It may be hard for buyers to envision a room any other way than how you currently have it set up. People may not be able to picture a chair in the corner or a bed in a different position. You can play around with the furniture in your home to make the rooms look best.
Add Some Paint
One of the easiest things that you can do to stage your home is to paint it. Even if you simply put a fresh coat on the doors, it can really add some appeal to the home. If you have the time, you should paint the rest of the home’s interior as well. Buyers are most attracted to neutral colors. If you have any rooms that are oddly colored, or looking rough due to age, some paint can really bring life into the home.
Make Each Room Inviting
When potential buyers walk through the home, you don’t want them to simply skim the house without checking out each individual room. See what draws you into the room, whether it be lighting, a fireplace, or an ornament on the door. Any of these small touches can make a big difference when you stage your home.
There are basically three types of clutter that tend to emerge in most homes, and it usually gets worse as time goes on.
Homeowners often get so used to their own clutter, that it becomes virtually invisible to them.
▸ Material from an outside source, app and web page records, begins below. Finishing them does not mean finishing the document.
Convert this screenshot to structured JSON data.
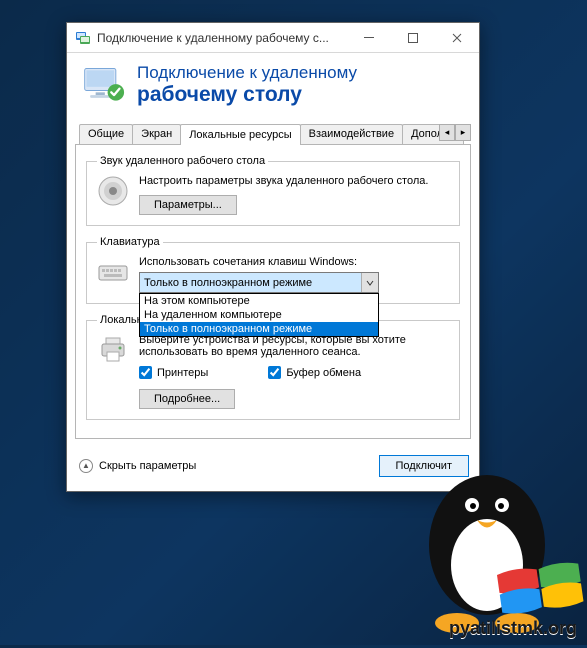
{
  "window": {
    "title": "Подключение к удаленному рабочему с..."
  },
  "banner": {
    "line1": "Подключение к удаленному",
    "line2": "рабочему столу"
  },
  "tabs": {
    "items": [
      {
        "label": "Общие"
      },
      {
        "label": "Экран"
      },
      {
        "label": "Локальные ресурсы"
      },
      {
        "label": "Взаимодействие"
      },
      {
        "label": "Дополни"
      }
    ]
  },
  "audio_group": {
    "legend": "Звук удаленного рабочего стола",
    "desc": "Настроить параметры звука удаленного рабочего стола.",
    "settings_btn": "Параметры..."
  },
  "keyboard_group": {
    "legend": "Клавиатура",
    "desc": "Использовать сочетания клавиш Windows:",
    "selected": "Только в полноэкранном режиме",
    "options": [
      "На этом компьютере",
      "На удаленном компьютере",
      "Только в полноэкранном режиме"
    ]
  },
  "local_group": {
    "legend": "Локальные устройства и ресурсы",
    "desc": "Выберите устройства и ресурсы, которые вы хотите использовать во время удаленного сеанса.",
    "printers": "Принтеры",
    "clipboard": "Буфер обмена",
    "more_btn": "Подробнее..."
  },
  "footer": {
    "hide": "Скрыть параметры",
    "connect": "Подключит"
  },
  "watermark": "pyatilistmk.org"
}
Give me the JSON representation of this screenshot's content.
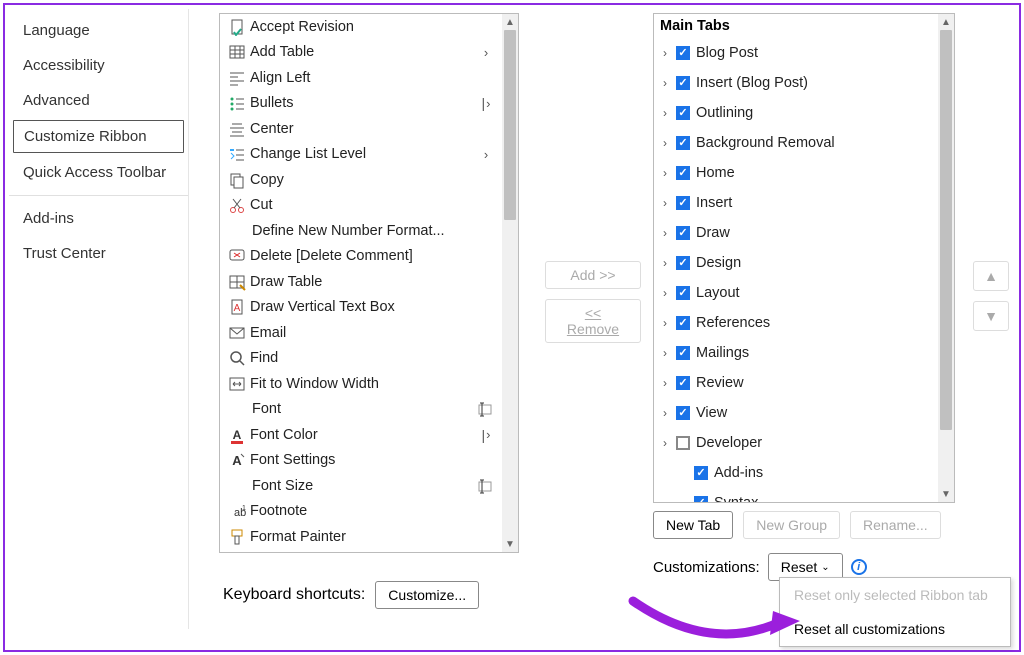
{
  "sidebar": {
    "items": [
      {
        "label": "Language",
        "sel": false
      },
      {
        "label": "Accessibility",
        "sel": false
      },
      {
        "label": "Advanced",
        "sel": false
      },
      {
        "label": "Customize Ribbon",
        "sel": true
      },
      {
        "label": "Quick Access Toolbar",
        "sel": false
      },
      {
        "divider": true
      },
      {
        "label": "Add-ins",
        "sel": false
      },
      {
        "label": "Trust Center",
        "sel": false
      }
    ]
  },
  "commands": [
    {
      "icon": "accept-revision",
      "label": "Accept Revision",
      "sub": ""
    },
    {
      "icon": "add-table",
      "label": "Add Table",
      "sub": ">"
    },
    {
      "icon": "align-left",
      "label": "Align Left",
      "sub": ""
    },
    {
      "icon": "bullets",
      "label": "Bullets",
      "sub": "|>"
    },
    {
      "icon": "center",
      "label": "Center",
      "sub": ""
    },
    {
      "icon": "change-list",
      "label": "Change List Level",
      "sub": ">"
    },
    {
      "icon": "copy",
      "label": "Copy",
      "sub": ""
    },
    {
      "icon": "cut",
      "label": "Cut",
      "sub": ""
    },
    {
      "icon": "",
      "label": "Define New Number Format...",
      "sub": ""
    },
    {
      "icon": "delete-comment",
      "label": "Delete [Delete Comment]",
      "sub": ""
    },
    {
      "icon": "draw-table",
      "label": "Draw Table",
      "sub": ""
    },
    {
      "icon": "draw-vtext",
      "label": "Draw Vertical Text Box",
      "sub": ""
    },
    {
      "icon": "email",
      "label": "Email",
      "sub": ""
    },
    {
      "icon": "find",
      "label": "Find",
      "sub": ""
    },
    {
      "icon": "fit-window",
      "label": "Fit to Window Width",
      "sub": ""
    },
    {
      "icon": "",
      "label": "Font",
      "sub": "I"
    },
    {
      "icon": "font-color",
      "label": "Font Color",
      "sub": "|>"
    },
    {
      "icon": "font-settings",
      "label": "Font Settings",
      "sub": ""
    },
    {
      "icon": "",
      "label": "Font Size",
      "sub": "I"
    },
    {
      "icon": "footnote",
      "label": "Footnote",
      "sub": ""
    },
    {
      "icon": "format-painter",
      "label": "Format Painter",
      "sub": ""
    }
  ],
  "keyboard": {
    "label": "Keyboard shortcuts:",
    "btn": "Customize..."
  },
  "mid": {
    "add": "Add >>",
    "remove": "<< Remove"
  },
  "tabs": {
    "header": "Main Tabs",
    "items": [
      {
        "label": "Blog Post",
        "checked": true,
        "exp": true
      },
      {
        "label": "Insert (Blog Post)",
        "checked": true,
        "exp": true
      },
      {
        "label": "Outlining",
        "checked": true,
        "exp": true
      },
      {
        "label": "Background Removal",
        "checked": true,
        "exp": true
      },
      {
        "label": "Home",
        "checked": true,
        "exp": true
      },
      {
        "label": "Insert",
        "checked": true,
        "exp": true
      },
      {
        "label": "Draw",
        "checked": true,
        "exp": true
      },
      {
        "label": "Design",
        "checked": true,
        "exp": true
      },
      {
        "label": "Layout",
        "checked": true,
        "exp": true
      },
      {
        "label": "References",
        "checked": true,
        "exp": true
      },
      {
        "label": "Mailings",
        "checked": true,
        "exp": true
      },
      {
        "label": "Review",
        "checked": true,
        "exp": true
      },
      {
        "label": "View",
        "checked": true,
        "exp": true
      },
      {
        "label": "Developer",
        "checked": false,
        "exp": true
      },
      {
        "label": "Add-ins",
        "checked": true,
        "exp": false,
        "child": true
      },
      {
        "label": "Syntax",
        "checked": true,
        "exp": false,
        "child": true
      }
    ]
  },
  "below": {
    "newtab": "New Tab",
    "newgroup": "New Group",
    "rename": "Rename..."
  },
  "cust": {
    "label": "Customizations:",
    "reset": "Reset"
  },
  "dropdown": {
    "item1": "Reset only selected Ribbon tab",
    "item2": "Reset all customizations"
  }
}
That's one of the reasons it can be extremely helpful to work with a real estate agent when preparing your home for sale. Not only can an experienced agent provide an objective point of view, but most agents have a trained eye that can spot unsightly clutter "a mile away"!
There are several reasons household clutter is an issue when trying to stage a home for sale. First of all, it's an eyesore. It makes your home look less inviting to prospect buyers, and, in many cases, in makes rooms look smaller. Clutter also makes it more difficult to keep surfaces and floors clean, which is one of the cardinal rules of effectively staging a home.
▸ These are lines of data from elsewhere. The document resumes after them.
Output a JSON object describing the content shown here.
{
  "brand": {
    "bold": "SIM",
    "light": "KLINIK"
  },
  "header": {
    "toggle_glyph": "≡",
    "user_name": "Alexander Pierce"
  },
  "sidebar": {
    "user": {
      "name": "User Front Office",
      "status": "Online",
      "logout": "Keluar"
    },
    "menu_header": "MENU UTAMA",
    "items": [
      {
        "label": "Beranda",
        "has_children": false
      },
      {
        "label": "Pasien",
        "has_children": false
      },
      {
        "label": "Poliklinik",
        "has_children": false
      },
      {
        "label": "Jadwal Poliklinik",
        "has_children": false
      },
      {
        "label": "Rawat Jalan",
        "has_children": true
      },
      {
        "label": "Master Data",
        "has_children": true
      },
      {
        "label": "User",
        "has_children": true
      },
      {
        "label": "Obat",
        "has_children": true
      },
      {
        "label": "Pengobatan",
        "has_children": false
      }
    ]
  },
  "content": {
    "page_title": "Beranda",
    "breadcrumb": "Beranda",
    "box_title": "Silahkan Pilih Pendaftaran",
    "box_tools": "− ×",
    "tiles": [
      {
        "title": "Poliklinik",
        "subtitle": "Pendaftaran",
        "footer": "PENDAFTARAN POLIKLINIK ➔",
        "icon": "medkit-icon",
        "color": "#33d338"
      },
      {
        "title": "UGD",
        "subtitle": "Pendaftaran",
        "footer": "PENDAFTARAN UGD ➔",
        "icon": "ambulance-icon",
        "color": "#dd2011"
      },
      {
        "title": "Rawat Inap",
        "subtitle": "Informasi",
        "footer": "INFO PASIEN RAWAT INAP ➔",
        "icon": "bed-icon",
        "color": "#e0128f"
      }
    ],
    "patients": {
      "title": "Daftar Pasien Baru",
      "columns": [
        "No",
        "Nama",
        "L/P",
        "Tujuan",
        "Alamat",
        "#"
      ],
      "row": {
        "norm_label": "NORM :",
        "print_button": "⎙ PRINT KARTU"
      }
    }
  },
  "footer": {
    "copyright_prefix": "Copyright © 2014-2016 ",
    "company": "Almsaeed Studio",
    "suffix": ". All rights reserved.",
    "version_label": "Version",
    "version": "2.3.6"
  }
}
Three Types of Clutter to Target
There's a delicate balance between having just enough --or too many -- items on countertops and tables. In most cases, it's too much! You're usually better off "erring on the side of sparseness," rather than the other way around. Unless something serves either a decorative or functional purpose (preferably both), it probably should be stored away in a drawer or cabinet. If it weren't for the fact that buyers typically look in closets when touring a home, then that would be an obvious place to hide clutter. However, that's sure to make a bad impression.
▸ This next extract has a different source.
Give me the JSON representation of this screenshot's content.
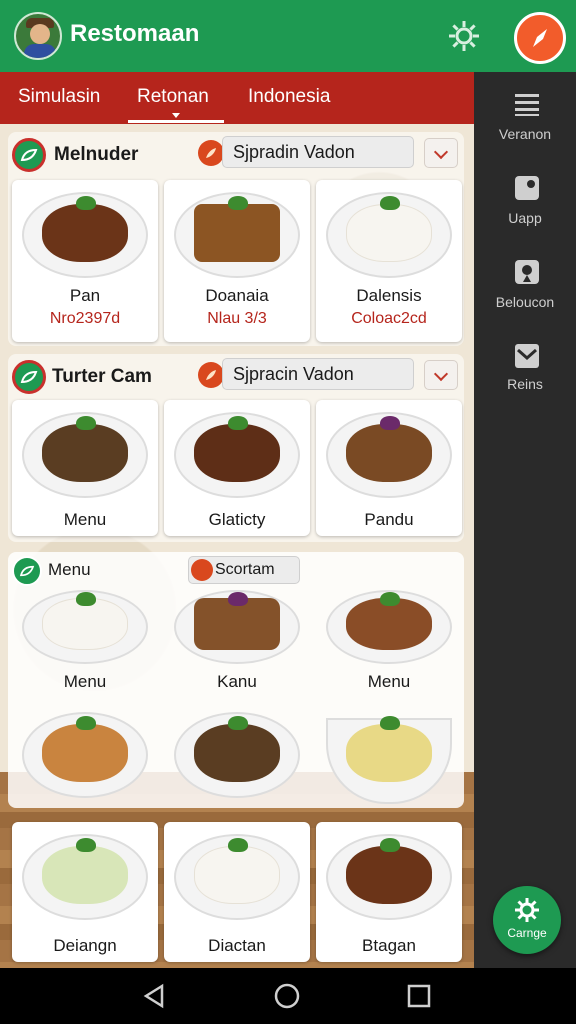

When you think of the word "clutter," what's the first thing that comes to mind? A typical mental image is that of a room crowded with too much furniture. That's a common problem with improperly staged homes, and it's a surefire way to send prospective buyers scurrying -- ones who might have otherwise made an offer. Cluttered rooms look smaller, messy, disorganized, and -- in some cases -- chaotic. None of those characteristics are going to create a good feeling in people's minds, which is a primary objective when showing a home to potential buyers.
The third type of clutter, which is also pretty typical, is wall clutter -- specifically: too many paintings, photos, art prints, posters, wall clocks, and other miscellaneous objects which make the walls look "too busy"! For some home sellers, this can be the most difficult aspect of visual clutter to fix because there's an emotional connection to family photographs, children's drawings, and so on.
If you're torn between what to display and what to hide, your real estate agent can be the best source of objective, unbiased advice. In many cases, "less is more," but it pays to get a professional opinion!